And guess what? If Blunt doesn’t want to do his job, Missouri Democrats have got a real contender who is willing to take up the task. Jason Kander is the strongest opponent he’s had in a long time – no more Robin Carnahans trying ineptly to talk out of the center of their mouths, alienating Democrats who are increasingly disabused of their supposed love affair with reasonable-sounding but empty centrist pablum. I do admit that Kander can find the center when he thinks he needs to, but that’s just the way it is in Missouri, and I’m willing to bet that there’s no way he’ll kiss-up as much as Carnahan promised to do, and, as Claire McCaskill tends to do when it comes to colossally stupid ideas like budget caps, cutting Social Security benefits, and killing environmentally responsible legislation that might upset coal-burning Missouri utilities.
So tell Roy to do his job. If he doesn’t want to, tell him to retire and finally, openly, go to work for the guys who’ve had him on their payroll all these years. Sure, he won’t be a big Washington hotshot anymore and probably won’t be able to use his influence for the lobbyist kiddies and wife as he has done in the past, but, hey, he can take the big bucks home when he doesn’t have to use them to fuel his upward movement in the GOP power structure. His climb probably peaked in the House DeLay years anyway.
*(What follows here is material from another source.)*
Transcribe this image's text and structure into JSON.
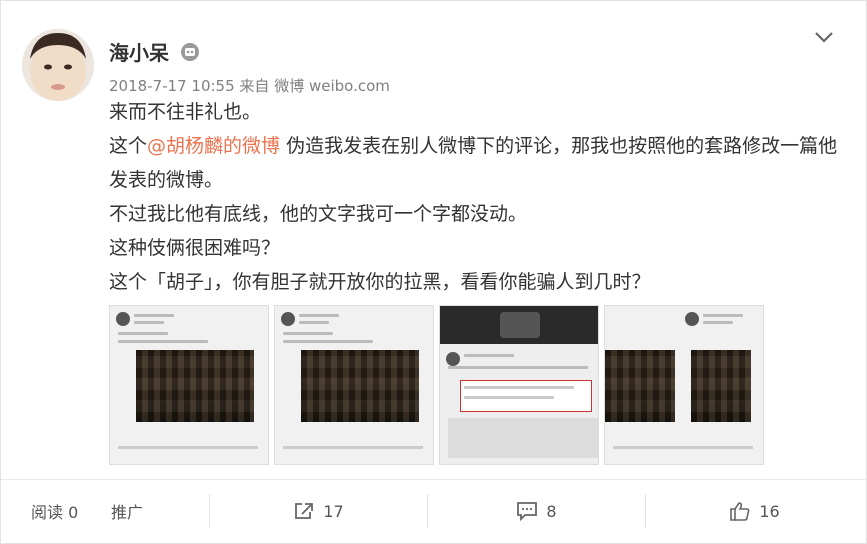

He may have hit the Tea Party ceiling.
My suggestion: Make a phone call or write an email to ol’ Roy. Give him this message:
–Do your job.
–If you don’t want to do it, quit – and don’t let the door hit you on your way out.
— If you don’t want to quit, we know how to show you that very door – and we’ve got somebody ready to take your place who might decide to work for everyday Missourians. And what a novelty that would be.